[Entries from a dataset of interfaces]
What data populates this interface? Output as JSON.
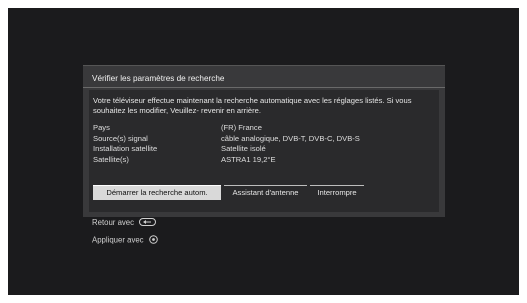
{
  "dialog": {
    "title": "Vérifier les paramètres de recherche",
    "description": "Votre téléviseur effectue maintenant la recherche automatique avec les réglages listés. Si vous souhaitez les modifier, Veuillez- revenir en arrière.",
    "settings": [
      {
        "label": "Pays",
        "value": "(FR) France"
      },
      {
        "label": "Source(s) signal",
        "value": "câble analogique, DVB-T, DVB-C, DVB-S"
      },
      {
        "label": "Installation satellite",
        "value": "Satellite isolé"
      },
      {
        "label": "Satellite(s)",
        "value": "ASTRA1 19,2°E"
      }
    ],
    "buttons": {
      "start": "Démarrer la recherche autom.",
      "antenna": "Assistant d'antenne",
      "stop": "Interrompre"
    }
  },
  "hints": {
    "back": "Retour avec",
    "back_icon": "back-key-icon",
    "apply": "Appliquer avec",
    "apply_icon": "ok-key-icon"
  },
  "colors": {
    "background": "#1b1b1d",
    "dialog": "#39393b",
    "panel": "#2a2a2c",
    "selected_button": "#d9d9d9"
  }
}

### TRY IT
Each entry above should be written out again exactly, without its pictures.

### RESULT FOR THIS TASK
What data populates this interface? Output as JSON.
{
  "dialog": {
    "title": "Vérifier les paramètres de recherche",
    "description": "Votre téléviseur effectue maintenant la recherche automatique avec les réglages listés. Si vous souhaitez les modifier, Veuillez- revenir en arrière.",
    "settings": [
      {
        "label": "Pays",
        "value": "(FR) France"
      },
      {
        "label": "Source(s) signal",
        "value": "câble analogique, DVB-T, DVB-C, DVB-S"
      },
      {
        "label": "Installation satellite",
        "value": "Satellite isolé"
      },
      {
        "label": "Satellite(s)",
        "value": "ASTRA1 19,2°E"
      }
    ],
    "buttons": {
      "start": "Démarrer la recherche autom.",
      "antenna": "Assistant d'antenne",
      "stop": "Interrompre"
    }
  },
  "hints": {
    "back": "Retour avec",
    "back_icon": "back-key-icon",
    "apply": "Appliquer avec",
    "apply_icon": "ok-key-icon"
  },
  "colors": {
    "background": "#1b1b1d",
    "dialog": "#39393b",
    "panel": "#2a2a2c",
    "selected_button": "#d9d9d9"
  }
}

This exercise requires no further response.